“History shows that countries who demand all or nothing policies often get nothing at all, or even end up provoking war. This is exactly what the president is avoiding,” Roque wrote.

“All or nothing policies are not only inconsistent with international law and international reality—they are dangerous and they will not work.”

Members of the Phillippine delegation in the South China Sea arbitration case as well as members of the academe have said that standing by the 2016 arbitral award does not necessarily mean going to war with, and have suggested other possible measures to uphold the ruling.

“The claim that enforcing the arbitral award means going to war with China, a war the Philippines will surely lose, is an utterly false claim, designed to intimidate the Filipino people to submit to the will of China,” retired Senior Associate Justice Antonio Carpio said in 2019. 

Roque in his statement was responding to pronouncements by Carpio and former foreign affairs secretary Albert del Rosario earlier Thursday, urging the two to “leave international relations to the one who has the foresight, information, and constitutional mandate to make sound foreign policy decisions.”

But even officials on Duterte’s Cabinet have described Beijing as “intruders” with Chinese ships still present in the West Philippine Sea, according to the National Task Force for the West Philippine Sea

China has rejected the arbitral ruling that the Philippines won in The Hague in 2016 based on the United Nations Convention on the Law of the Sea, which held that China’s sweeping nine-dash line claim has no legal basis.

President Rodrigo Duterte has asserted that he cannot do anything on the maritime dispute as doing so, he claimed, would mean going to war with China.

“[Duterte] knows that, as a responsible member of the world community, the Philippines must pursue its claims by legal and diplomatic means. We must lay the basis for negotiation, by building a relationship of mutual trust and confidence, and without engaging in name-calling and brinkmanship,” Roque said in his statement. 

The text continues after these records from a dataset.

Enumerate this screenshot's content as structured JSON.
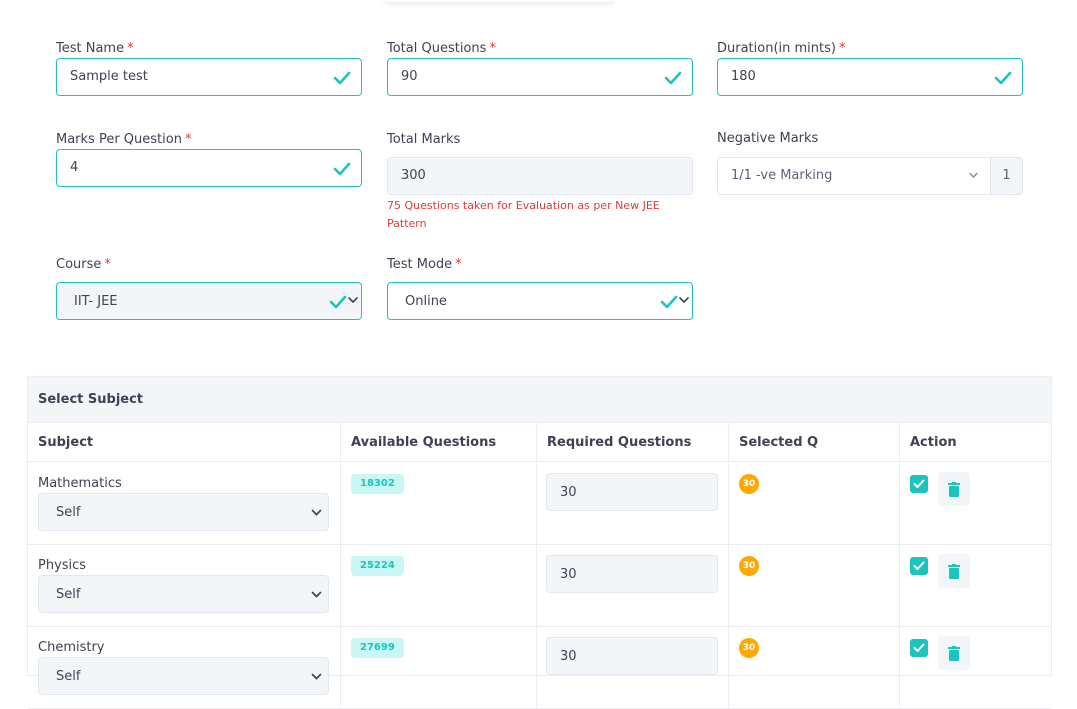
{
  "form": {
    "test_name": {
      "label": "Test Name",
      "required": "*",
      "value": "Sample test"
    },
    "total_questions": {
      "label": "Total Questions",
      "required": "*",
      "value": "90"
    },
    "duration": {
      "label": "Duration(in mints)",
      "required": "*",
      "value": "180"
    },
    "marks_per_question": {
      "label": "Marks Per Question",
      "required": "*",
      "value": "4"
    },
    "total_marks": {
      "label": "Total Marks",
      "value": "300",
      "note": "75 Questions taken for Evaluation as per New JEE Pattern"
    },
    "negative_marks": {
      "label": "Negative Marks",
      "selected": "1/1 -ve Marking",
      "addon": "1"
    },
    "course": {
      "label": "Course",
      "required": "*",
      "selected": "IIT- JEE"
    },
    "test_mode": {
      "label": "Test Mode",
      "required": "*",
      "selected": "Online"
    }
  },
  "subjects_card": {
    "title": "Select Subject",
    "columns": [
      "Subject",
      "Available Questions",
      "Required Questions",
      "Selected Q",
      "Action"
    ],
    "rows": [
      {
        "subject": "Mathematics",
        "source": "Self",
        "available": "18302",
        "required": "30",
        "selected": "30"
      },
      {
        "subject": "Physics",
        "source": "Self",
        "available": "25224",
        "required": "30",
        "selected": "30"
      },
      {
        "subject": "Chemistry",
        "source": "Self",
        "available": "27699",
        "required": "30",
        "selected": "30"
      }
    ]
  },
  "colors": {
    "accent": "#1bc5bd",
    "danger": "#e53935",
    "warning": "#ffa800",
    "input_bg": "#f3f6f9"
  },
  "icons": {
    "valid": "check-icon",
    "dropdown": "chevron-down-icon",
    "checkbox": "checkbox-checked-icon",
    "delete": "trash-icon"
  }
}
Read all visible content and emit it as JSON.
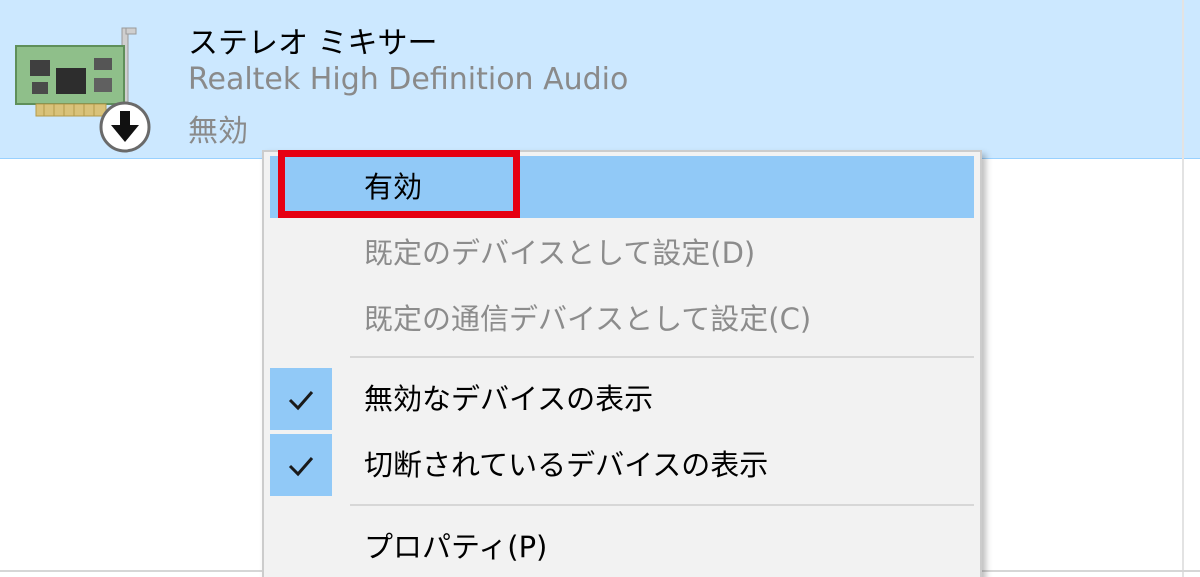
{
  "device": {
    "name": "ステレオ ミキサー",
    "driver": "Realtek High Definition Audio",
    "status": "無効",
    "icon": "sound-card-icon",
    "status_overlay_icon": "disabled-arrow-down-icon"
  },
  "context_menu": {
    "items": [
      {
        "label": "有効",
        "enabled": true,
        "checked": false,
        "highlighted": true
      },
      {
        "label": "既定のデバイスとして設定(D)",
        "enabled": false,
        "checked": false,
        "highlighted": false
      },
      {
        "label": "既定の通信デバイスとして設定(C)",
        "enabled": false,
        "checked": false,
        "highlighted": false
      },
      {
        "label": "無効なデバイスの表示",
        "enabled": true,
        "checked": true,
        "highlighted": false
      },
      {
        "label": "切断されているデバイスの表示",
        "enabled": true,
        "checked": true,
        "highlighted": false
      },
      {
        "label": "プロパティ(P)",
        "enabled": true,
        "checked": false,
        "highlighted": false
      }
    ]
  },
  "colors": {
    "selection_background": "#cce8ff",
    "menu_highlight": "#91c9f7",
    "menu_background": "#f2f2f2",
    "annotation_border": "#e60012",
    "disabled_text": "#8c8c8c"
  }
}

“He has never renounced our claims and entitlements, and in fact he and his administration have repeatedly and consistently asserted them in bilateral talks with China and in multilateral fora like the United Nations.” (Click here to read more…)